Records from a data source:
********
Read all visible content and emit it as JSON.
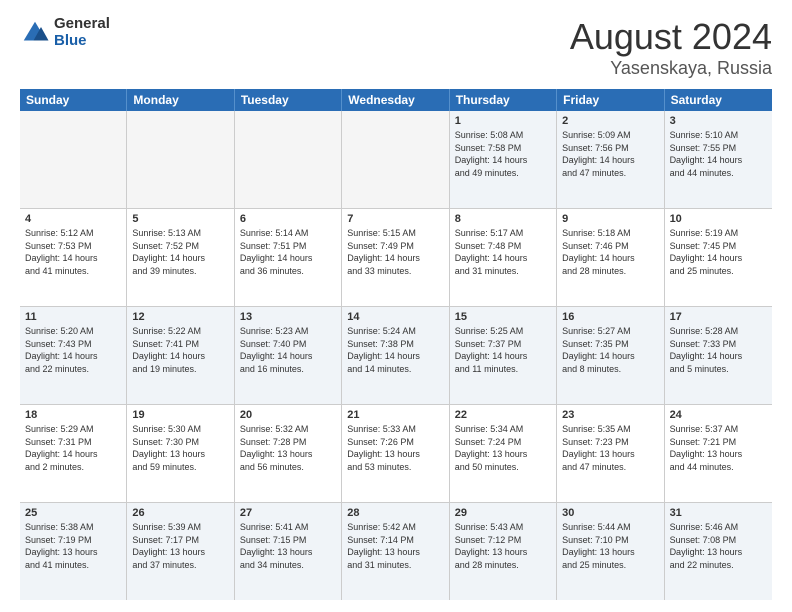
{
  "logo": {
    "general": "General",
    "blue": "Blue"
  },
  "title": {
    "month": "August 2024",
    "location": "Yasenskaya, Russia"
  },
  "header_days": [
    "Sunday",
    "Monday",
    "Tuesday",
    "Wednesday",
    "Thursday",
    "Friday",
    "Saturday"
  ],
  "weeks": [
    [
      {
        "day": "",
        "empty": true
      },
      {
        "day": "",
        "empty": true
      },
      {
        "day": "",
        "empty": true
      },
      {
        "day": "",
        "empty": true
      },
      {
        "day": "1",
        "lines": [
          "Sunrise: 5:08 AM",
          "Sunset: 7:58 PM",
          "Daylight: 14 hours",
          "and 49 minutes."
        ]
      },
      {
        "day": "2",
        "lines": [
          "Sunrise: 5:09 AM",
          "Sunset: 7:56 PM",
          "Daylight: 14 hours",
          "and 47 minutes."
        ]
      },
      {
        "day": "3",
        "lines": [
          "Sunrise: 5:10 AM",
          "Sunset: 7:55 PM",
          "Daylight: 14 hours",
          "and 44 minutes."
        ]
      }
    ],
    [
      {
        "day": "4",
        "lines": [
          "Sunrise: 5:12 AM",
          "Sunset: 7:53 PM",
          "Daylight: 14 hours",
          "and 41 minutes."
        ]
      },
      {
        "day": "5",
        "lines": [
          "Sunrise: 5:13 AM",
          "Sunset: 7:52 PM",
          "Daylight: 14 hours",
          "and 39 minutes."
        ]
      },
      {
        "day": "6",
        "lines": [
          "Sunrise: 5:14 AM",
          "Sunset: 7:51 PM",
          "Daylight: 14 hours",
          "and 36 minutes."
        ]
      },
      {
        "day": "7",
        "lines": [
          "Sunrise: 5:15 AM",
          "Sunset: 7:49 PM",
          "Daylight: 14 hours",
          "and 33 minutes."
        ]
      },
      {
        "day": "8",
        "lines": [
          "Sunrise: 5:17 AM",
          "Sunset: 7:48 PM",
          "Daylight: 14 hours",
          "and 31 minutes."
        ]
      },
      {
        "day": "9",
        "lines": [
          "Sunrise: 5:18 AM",
          "Sunset: 7:46 PM",
          "Daylight: 14 hours",
          "and 28 minutes."
        ]
      },
      {
        "day": "10",
        "lines": [
          "Sunrise: 5:19 AM",
          "Sunset: 7:45 PM",
          "Daylight: 14 hours",
          "and 25 minutes."
        ]
      }
    ],
    [
      {
        "day": "11",
        "lines": [
          "Sunrise: 5:20 AM",
          "Sunset: 7:43 PM",
          "Daylight: 14 hours",
          "and 22 minutes."
        ]
      },
      {
        "day": "12",
        "lines": [
          "Sunrise: 5:22 AM",
          "Sunset: 7:41 PM",
          "Daylight: 14 hours",
          "and 19 minutes."
        ]
      },
      {
        "day": "13",
        "lines": [
          "Sunrise: 5:23 AM",
          "Sunset: 7:40 PM",
          "Daylight: 14 hours",
          "and 16 minutes."
        ]
      },
      {
        "day": "14",
        "lines": [
          "Sunrise: 5:24 AM",
          "Sunset: 7:38 PM",
          "Daylight: 14 hours",
          "and 14 minutes."
        ]
      },
      {
        "day": "15",
        "lines": [
          "Sunrise: 5:25 AM",
          "Sunset: 7:37 PM",
          "Daylight: 14 hours",
          "and 11 minutes."
        ]
      },
      {
        "day": "16",
        "lines": [
          "Sunrise: 5:27 AM",
          "Sunset: 7:35 PM",
          "Daylight: 14 hours",
          "and 8 minutes."
        ]
      },
      {
        "day": "17",
        "lines": [
          "Sunrise: 5:28 AM",
          "Sunset: 7:33 PM",
          "Daylight: 14 hours",
          "and 5 minutes."
        ]
      }
    ],
    [
      {
        "day": "18",
        "lines": [
          "Sunrise: 5:29 AM",
          "Sunset: 7:31 PM",
          "Daylight: 14 hours",
          "and 2 minutes."
        ]
      },
      {
        "day": "19",
        "lines": [
          "Sunrise: 5:30 AM",
          "Sunset: 7:30 PM",
          "Daylight: 13 hours",
          "and 59 minutes."
        ]
      },
      {
        "day": "20",
        "lines": [
          "Sunrise: 5:32 AM",
          "Sunset: 7:28 PM",
          "Daylight: 13 hours",
          "and 56 minutes."
        ]
      },
      {
        "day": "21",
        "lines": [
          "Sunrise: 5:33 AM",
          "Sunset: 7:26 PM",
          "Daylight: 13 hours",
          "and 53 minutes."
        ]
      },
      {
        "day": "22",
        "lines": [
          "Sunrise: 5:34 AM",
          "Sunset: 7:24 PM",
          "Daylight: 13 hours",
          "and 50 minutes."
        ]
      },
      {
        "day": "23",
        "lines": [
          "Sunrise: 5:35 AM",
          "Sunset: 7:23 PM",
          "Daylight: 13 hours",
          "and 47 minutes."
        ]
      },
      {
        "day": "24",
        "lines": [
          "Sunrise: 5:37 AM",
          "Sunset: 7:21 PM",
          "Daylight: 13 hours",
          "and 44 minutes."
        ]
      }
    ],
    [
      {
        "day": "25",
        "lines": [
          "Sunrise: 5:38 AM",
          "Sunset: 7:19 PM",
          "Daylight: 13 hours",
          "and 41 minutes."
        ]
      },
      {
        "day": "26",
        "lines": [
          "Sunrise: 5:39 AM",
          "Sunset: 7:17 PM",
          "Daylight: 13 hours",
          "and 37 minutes."
        ]
      },
      {
        "day": "27",
        "lines": [
          "Sunrise: 5:41 AM",
          "Sunset: 7:15 PM",
          "Daylight: 13 hours",
          "and 34 minutes."
        ]
      },
      {
        "day": "28",
        "lines": [
          "Sunrise: 5:42 AM",
          "Sunset: 7:14 PM",
          "Daylight: 13 hours",
          "and 31 minutes."
        ]
      },
      {
        "day": "29",
        "lines": [
          "Sunrise: 5:43 AM",
          "Sunset: 7:12 PM",
          "Daylight: 13 hours",
          "and 28 minutes."
        ]
      },
      {
        "day": "30",
        "lines": [
          "Sunrise: 5:44 AM",
          "Sunset: 7:10 PM",
          "Daylight: 13 hours",
          "and 25 minutes."
        ]
      },
      {
        "day": "31",
        "lines": [
          "Sunrise: 5:46 AM",
          "Sunset: 7:08 PM",
          "Daylight: 13 hours",
          "and 22 minutes."
        ]
      }
    ]
  ]
}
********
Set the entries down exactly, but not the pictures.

Read all visible content and emit it as JSON.
{
  "logo": {
    "general": "General",
    "blue": "Blue"
  },
  "title": {
    "month": "August 2024",
    "location": "Yasenskaya, Russia"
  },
  "header_days": [
    "Sunday",
    "Monday",
    "Tuesday",
    "Wednesday",
    "Thursday",
    "Friday",
    "Saturday"
  ],
  "weeks": [
    [
      {
        "day": "",
        "empty": true
      },
      {
        "day": "",
        "empty": true
      },
      {
        "day": "",
        "empty": true
      },
      {
        "day": "",
        "empty": true
      },
      {
        "day": "1",
        "lines": [
          "Sunrise: 5:08 AM",
          "Sunset: 7:58 PM",
          "Daylight: 14 hours",
          "and 49 minutes."
        ]
      },
      {
        "day": "2",
        "lines": [
          "Sunrise: 5:09 AM",
          "Sunset: 7:56 PM",
          "Daylight: 14 hours",
          "and 47 minutes."
        ]
      },
      {
        "day": "3",
        "lines": [
          "Sunrise: 5:10 AM",
          "Sunset: 7:55 PM",
          "Daylight: 14 hours",
          "and 44 minutes."
        ]
      }
    ],
    [
      {
        "day": "4",
        "lines": [
          "Sunrise: 5:12 AM",
          "Sunset: 7:53 PM",
          "Daylight: 14 hours",
          "and 41 minutes."
        ]
      },
      {
        "day": "5",
        "lines": [
          "Sunrise: 5:13 AM",
          "Sunset: 7:52 PM",
          "Daylight: 14 hours",
          "and 39 minutes."
        ]
      },
      {
        "day": "6",
        "lines": [
          "Sunrise: 5:14 AM",
          "Sunset: 7:51 PM",
          "Daylight: 14 hours",
          "and 36 minutes."
        ]
      },
      {
        "day": "7",
        "lines": [
          "Sunrise: 5:15 AM",
          "Sunset: 7:49 PM",
          "Daylight: 14 hours",
          "and 33 minutes."
        ]
      },
      {
        "day": "8",
        "lines": [
          "Sunrise: 5:17 AM",
          "Sunset: 7:48 PM",
          "Daylight: 14 hours",
          "and 31 minutes."
        ]
      },
      {
        "day": "9",
        "lines": [
          "Sunrise: 5:18 AM",
          "Sunset: 7:46 PM",
          "Daylight: 14 hours",
          "and 28 minutes."
        ]
      },
      {
        "day": "10",
        "lines": [
          "Sunrise: 5:19 AM",
          "Sunset: 7:45 PM",
          "Daylight: 14 hours",
          "and 25 minutes."
        ]
      }
    ],
    [
      {
        "day": "11",
        "lines": [
          "Sunrise: 5:20 AM",
          "Sunset: 7:43 PM",
          "Daylight: 14 hours",
          "and 22 minutes."
        ]
      },
      {
        "day": "12",
        "lines": [
          "Sunrise: 5:22 AM",
          "Sunset: 7:41 PM",
          "Daylight: 14 hours",
          "and 19 minutes."
        ]
      },
      {
        "day": "13",
        "lines": [
          "Sunrise: 5:23 AM",
          "Sunset: 7:40 PM",
          "Daylight: 14 hours",
          "and 16 minutes."
        ]
      },
      {
        "day": "14",
        "lines": [
          "Sunrise: 5:24 AM",
          "Sunset: 7:38 PM",
          "Daylight: 14 hours",
          "and 14 minutes."
        ]
      },
      {
        "day": "15",
        "lines": [
          "Sunrise: 5:25 AM",
          "Sunset: 7:37 PM",
          "Daylight: 14 hours",
          "and 11 minutes."
        ]
      },
      {
        "day": "16",
        "lines": [
          "Sunrise: 5:27 AM",
          "Sunset: 7:35 PM",
          "Daylight: 14 hours",
          "and 8 minutes."
        ]
      },
      {
        "day": "17",
        "lines": [
          "Sunrise: 5:28 AM",
          "Sunset: 7:33 PM",
          "Daylight: 14 hours",
          "and 5 minutes."
        ]
      }
    ],
    [
      {
        "day": "18",
        "lines": [
          "Sunrise: 5:29 AM",
          "Sunset: 7:31 PM",
          "Daylight: 14 hours",
          "and 2 minutes."
        ]
      },
      {
        "day": "19",
        "lines": [
          "Sunrise: 5:30 AM",
          "Sunset: 7:30 PM",
          "Daylight: 13 hours",
          "and 59 minutes."
        ]
      },
      {
        "day": "20",
        "lines": [
          "Sunrise: 5:32 AM",
          "Sunset: 7:28 PM",
          "Daylight: 13 hours",
          "and 56 minutes."
        ]
      },
      {
        "day": "21",
        "lines": [
          "Sunrise: 5:33 AM",
          "Sunset: 7:26 PM",
          "Daylight: 13 hours",
          "and 53 minutes."
        ]
      },
      {
        "day": "22",
        "lines": [
          "Sunrise: 5:34 AM",
          "Sunset: 7:24 PM",
          "Daylight: 13 hours",
          "and 50 minutes."
        ]
      },
      {
        "day": "23",
        "lines": [
          "Sunrise: 5:35 AM",
          "Sunset: 7:23 PM",
          "Daylight: 13 hours",
          "and 47 minutes."
        ]
      },
      {
        "day": "24",
        "lines": [
          "Sunrise: 5:37 AM",
          "Sunset: 7:21 PM",
          "Daylight: 13 hours",
          "and 44 minutes."
        ]
      }
    ],
    [
      {
        "day": "25",
        "lines": [
          "Sunrise: 5:38 AM",
          "Sunset: 7:19 PM",
          "Daylight: 13 hours",
          "and 41 minutes."
        ]
      },
      {
        "day": "26",
        "lines": [
          "Sunrise: 5:39 AM",
          "Sunset: 7:17 PM",
          "Daylight: 13 hours",
          "and 37 minutes."
        ]
      },
      {
        "day": "27",
        "lines": [
          "Sunrise: 5:41 AM",
          "Sunset: 7:15 PM",
          "Daylight: 13 hours",
          "and 34 minutes."
        ]
      },
      {
        "day": "28",
        "lines": [
          "Sunrise: 5:42 AM",
          "Sunset: 7:14 PM",
          "Daylight: 13 hours",
          "and 31 minutes."
        ]
      },
      {
        "day": "29",
        "lines": [
          "Sunrise: 5:43 AM",
          "Sunset: 7:12 PM",
          "Daylight: 13 hours",
          "and 28 minutes."
        ]
      },
      {
        "day": "30",
        "lines": [
          "Sunrise: 5:44 AM",
          "Sunset: 7:10 PM",
          "Daylight: 13 hours",
          "and 25 minutes."
        ]
      },
      {
        "day": "31",
        "lines": [
          "Sunrise: 5:46 AM",
          "Sunset: 7:08 PM",
          "Daylight: 13 hours",
          "and 22 minutes."
        ]
      }
    ]
  ]
}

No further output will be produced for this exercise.